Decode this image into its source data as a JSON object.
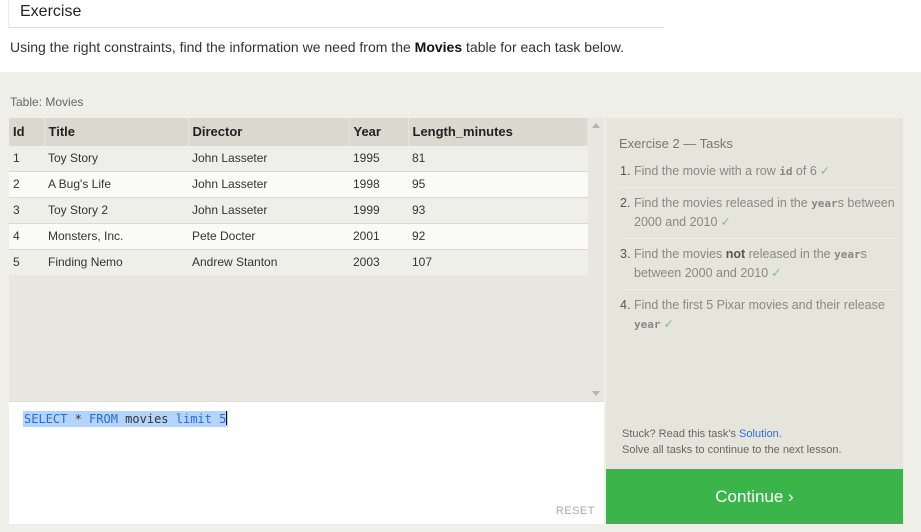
{
  "header": {
    "exercise_label": "Exercise",
    "instruction_prefix": "Using the right constraints, find the information we need from the ",
    "instruction_table": "Movies",
    "instruction_suffix": " table for each task below."
  },
  "table": {
    "label": "Table: Movies",
    "columns": [
      "Id",
      "Title",
      "Director",
      "Year",
      "Length_minutes"
    ],
    "rows": [
      [
        "1",
        "Toy Story",
        "John Lasseter",
        "1995",
        "81"
      ],
      [
        "2",
        "A Bug's Life",
        "John Lasseter",
        "1998",
        "95"
      ],
      [
        "3",
        "Toy Story 2",
        "John Lasseter",
        "1999",
        "93"
      ],
      [
        "4",
        "Monsters, Inc.",
        "Pete Docter",
        "2001",
        "92"
      ],
      [
        "5",
        "Finding Nemo",
        "Andrew Stanton",
        "2003",
        "107"
      ]
    ]
  },
  "editor": {
    "query_kw1": "SELECT",
    "query_star": " * ",
    "query_kw2": "FROM",
    "query_table": " movies ",
    "query_kw3": "limit",
    "query_num": " 5",
    "reset_label": "RESET"
  },
  "tasks": {
    "title": "Exercise 2 — Tasks",
    "items": [
      {
        "num": "1.",
        "pre": "Find the movie with a row ",
        "code": "id",
        "post": " of 6",
        "check": "✓"
      },
      {
        "num": "2.",
        "pre": "Find the movies released in the ",
        "code": "year",
        "post": "s between 2000 and 2010",
        "check": "✓"
      },
      {
        "num": "3.",
        "pre": "Find the movies ",
        "bold": "not",
        "mid": " released in the ",
        "code": "year",
        "post": "s between 2000 and 2010",
        "check": "✓"
      },
      {
        "num": "4.",
        "pre": "Find the first 5 Pixar movies and their release ",
        "code": "year",
        "post": "",
        "check": "✓"
      }
    ],
    "stuck_prefix": "Stuck? Read this task's ",
    "solution_link": "Solution",
    "stuck_suffix": ".",
    "solve_all": "Solve all tasks to continue to the next lesson."
  },
  "continue_label": "Continue ›",
  "colors": {
    "continue_green": "#3bb54a",
    "selection_blue": "#b3d4fc",
    "link_blue": "#2f6fd6",
    "check_green": "#7cc27c"
  }
}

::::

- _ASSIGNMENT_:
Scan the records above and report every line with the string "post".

- _WRITTEN RESPONSE_:
        "post": " of 6",
        "post": "s between 2000 and 2010",
        "post": "s between 2000 and 2010",
        "post": "",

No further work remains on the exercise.